When “The Lion, the Witch and the Wardrobe” (magical title!) opens, four children who have been sent to the countryside discover an enchanted land on the other side of an old wardrobe; this is Narnia, and it has been enslaved by a White Witch, who has turned the country to eternal winter. The talking animals who live in Narnia wait desperately for the return of Aslan, the lion-king, who might restore their freedom. At last, Aslan returns. Beautiful and brave and instantly attractive, he has a deep voice and a commanding presence, obviously kingly. The White Witch conspires to have him killed, and succeeds, in part because of the children’s errors.

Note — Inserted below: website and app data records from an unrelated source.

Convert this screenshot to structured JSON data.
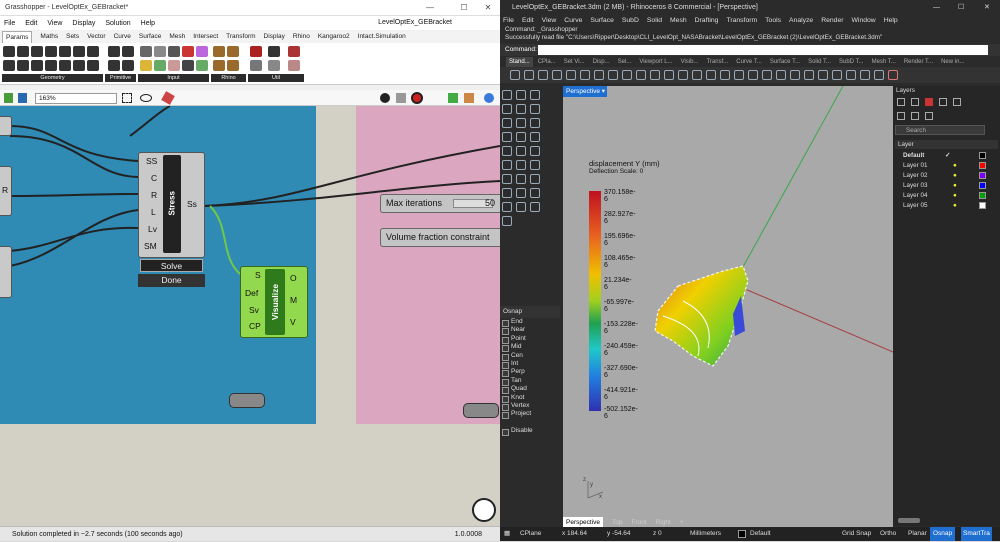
{
  "grasshopper": {
    "window_title": "Grasshopper - LevelOptEx_GEBracket*",
    "menu": [
      "File",
      "Edit",
      "View",
      "Display",
      "Solution",
      "Help"
    ],
    "doc_name": "LevelOptEx_GEBracket",
    "tabs": [
      "Params",
      "Maths",
      "Sets",
      "Vector",
      "Curve",
      "Surface",
      "Mesh",
      "Intersect",
      "Transform",
      "Display",
      "Rhino",
      "Kangaroo2",
      "Intact.Simulation"
    ],
    "panel_groups": [
      "Geometry",
      "Primitive",
      "Input",
      "Rhino",
      "Util"
    ],
    "zoom": "163%",
    "stress_component": {
      "inputs": [
        "SS",
        "C",
        "R",
        "L",
        "Lv",
        "SM"
      ],
      "output": "Ss",
      "name": "Stress",
      "solve_label": "Solve",
      "done_label": "Done"
    },
    "visualize_component": {
      "inputs": [
        "S",
        "Def",
        "Sv",
        "CP"
      ],
      "outputs": [
        "O",
        "M",
        "V"
      ],
      "name": "Visualize"
    },
    "max_iterations": {
      "label": "Max iterations",
      "value": "50"
    },
    "volume_fraction": {
      "label": "Volume fraction constraint"
    },
    "status": "Solution completed in ~2.7 seconds (100 seconds ago)",
    "version": "1.0.0008"
  },
  "rhino": {
    "window_title": "LevelOptEx_GEBracket.3dm (2 MB) - Rhinoceros 8 Commercial - [Perspective]",
    "menu": [
      "File",
      "Edit",
      "View",
      "Curve",
      "Surface",
      "SubD",
      "Solid",
      "Mesh",
      "Drafting",
      "Transform",
      "Tools",
      "Analyze",
      "Render",
      "Window",
      "Help"
    ],
    "history": [
      "Command: _Grasshopper",
      "Successfully read file \"C:\\Users\\Ripper\\Desktop\\CLI_LevelOpt_NASABracket\\LevelOptEx_GEBracket (2)\\LevelOptEx_GEBracket.3dm\""
    ],
    "command_label": "Command:",
    "toolbar_tabs": [
      "Stand...",
      "CPla...",
      "Set Vi...",
      "Disp...",
      "Sel...",
      "Viewport L...",
      "Visib...",
      "Transf...",
      "Curve T...",
      "Surface T...",
      "Solid T...",
      "SubD T...",
      "Mesh T...",
      "Render T...",
      "New in..."
    ],
    "viewport_name": "Perspective",
    "viewport_tabs": [
      "Perspective",
      "Top",
      "Front",
      "Right"
    ],
    "legend": {
      "title": "displacement Y (mm)",
      "subtitle": "Deflection Scale: 0",
      "values": [
        "370.158e-6",
        "282.927e-6",
        "195.696e-6",
        "108.465e-6",
        "21.234e-6",
        "-65.997e-6",
        "-153.228e-6",
        "-240.459e-6",
        "-327.690e-6",
        "-414.921e-6",
        "-502.152e-6"
      ]
    },
    "osnap_title": "Osnap",
    "osnap_items": [
      "End",
      "Near",
      "Point",
      "Mid",
      "Cen",
      "Int",
      "Perp",
      "Tan",
      "Quad",
      "Knot",
      "Vertex",
      "Project"
    ],
    "osnap_disable": "Disable",
    "layers_title": "Layers",
    "layers_search": "Search",
    "layers_header": "Layer",
    "layers": [
      {
        "name": "Default",
        "color": "#000000"
      },
      {
        "name": "Layer 01",
        "color": "#ff0000"
      },
      {
        "name": "Layer 02",
        "color": "#8000ff"
      },
      {
        "name": "Layer 03",
        "color": "#0000ff"
      },
      {
        "name": "Layer 04",
        "color": "#00a000"
      },
      {
        "name": "Layer 05",
        "color": "#ffffff"
      }
    ],
    "status": {
      "cplane": "CPlane",
      "x": "x 184.64",
      "y": "y -54.64",
      "z": "z 0",
      "units": "Millimeters",
      "layer": "Default",
      "grid_snap": "Grid Snap",
      "ortho": "Ortho",
      "planar": "Planar",
      "osnap": "Osnap",
      "smarttrack": "SmartTra"
    }
  }
}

Miraculously, he returns to life, liberates Narnia, and returns the land to spring.
Yet a central point of the Gospel story is that Jesus is not the lion of the faith but the lamb of God, while his other symbolic animal is, specifically, the lowly and bedraggled donkey. The moral force of the Christian story is that the lions are all on the other side. If we had, say, a donkey, a seemingly uninspiring animal from an obscure corner of Narnia, raised as an uncouth and low-caste beast of burden, rallying the mice and rats and weasels and vultures and all the other unclean animals, and then being killed by the lions in as humiliating a manner as possible—a donkey who reëmerges, to the shock even of his disciples and devotees, as the king of all creation—now, that would be a Christian allegory.
I'm not religious, but this strikes me as pretty pallid. Surely Gopnik doesn't really think that washed-out theology of New York's Upper West Side, in which Jesus came to tell us to turn the other cheek and be nice to the poor, and his rather unnecessary self-martyrdom was undergone largely to really drive home his point about progressive non-violence, is the sum total of Christian theology.

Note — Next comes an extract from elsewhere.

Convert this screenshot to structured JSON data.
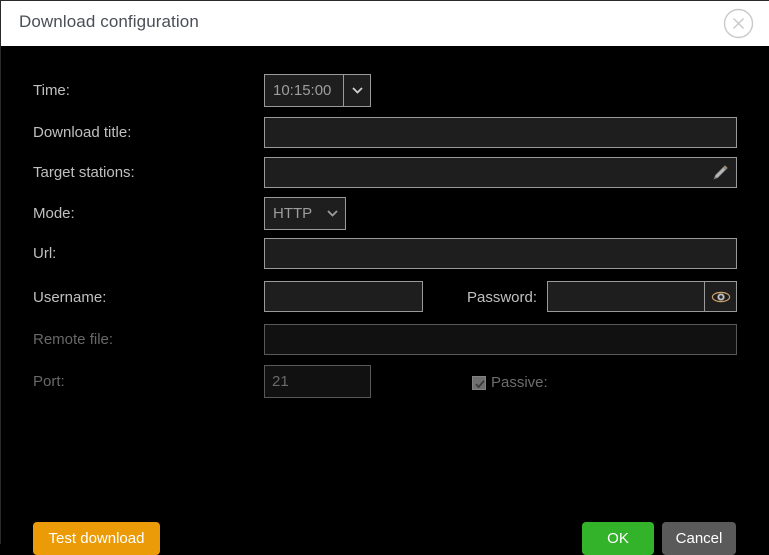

Jesus is a little more complicated than that. Says He, in Matthew 10:
Do not think that I came to bring peace on the earth; I did not come to bring peace, but a sword. For I came to set a man against his father, and a daughter against her mother, and a daughter-in-law against her mother-in-law; and a man’s enemies will be the members of his household.
Indeed, Jesus is actually referred to as "the Lion of the tribe of Judah, the Root of David" in Revelations, most of which he spends being distinctly un-lamblike.

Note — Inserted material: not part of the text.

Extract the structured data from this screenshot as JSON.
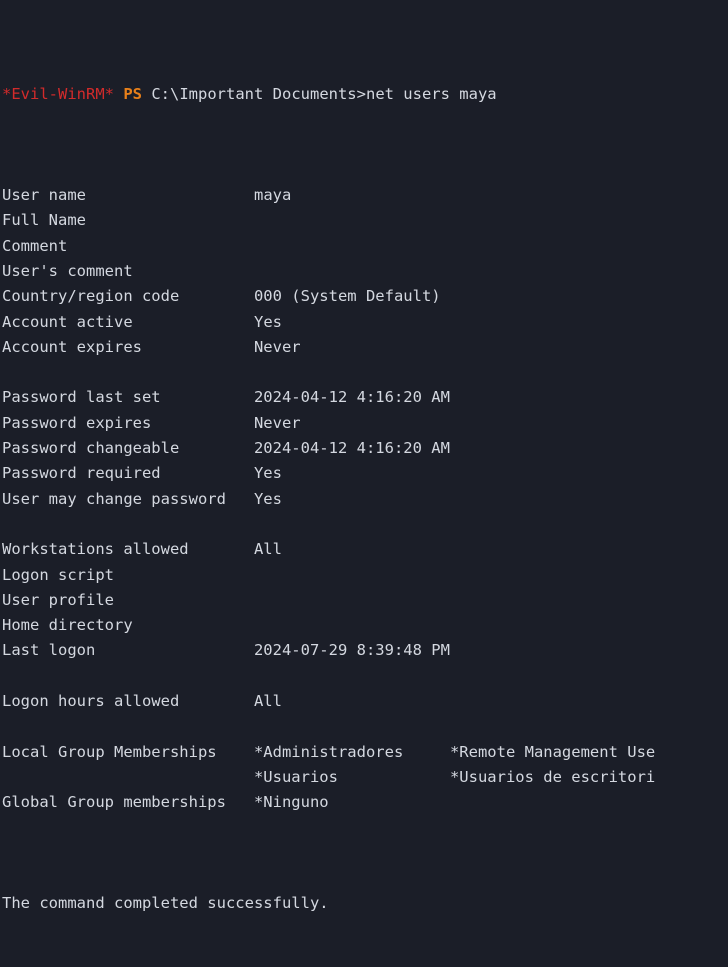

Contrary to what Gopnik says, a lamb or a donkey in Aslan's place wouldn't make it more accurate; it would rip the heart out of Christian theology. The sacrifice of the Lamb of God is extraordinary precisely because the Lamb of God is actually the Lion of Judah. A lamb that dies on the sacrificial altar is no more than one in a string of pointless sacrifices; the lamb has no choice in the matter. What is central to the Narnia stories, and to Christian theology, is that the lion, which could rend the sacrificiants limb from limb, instead deliberately eschews violence and lays himself down to be killed. The lion-as-lamb simultaneously acts to end the violent power that is lion-ness, and the passivity that is lamb-ness. It is an endlessly rich act, which Gopnik would have us replace with the martyrdom of the cow at the slaughterhouse gate.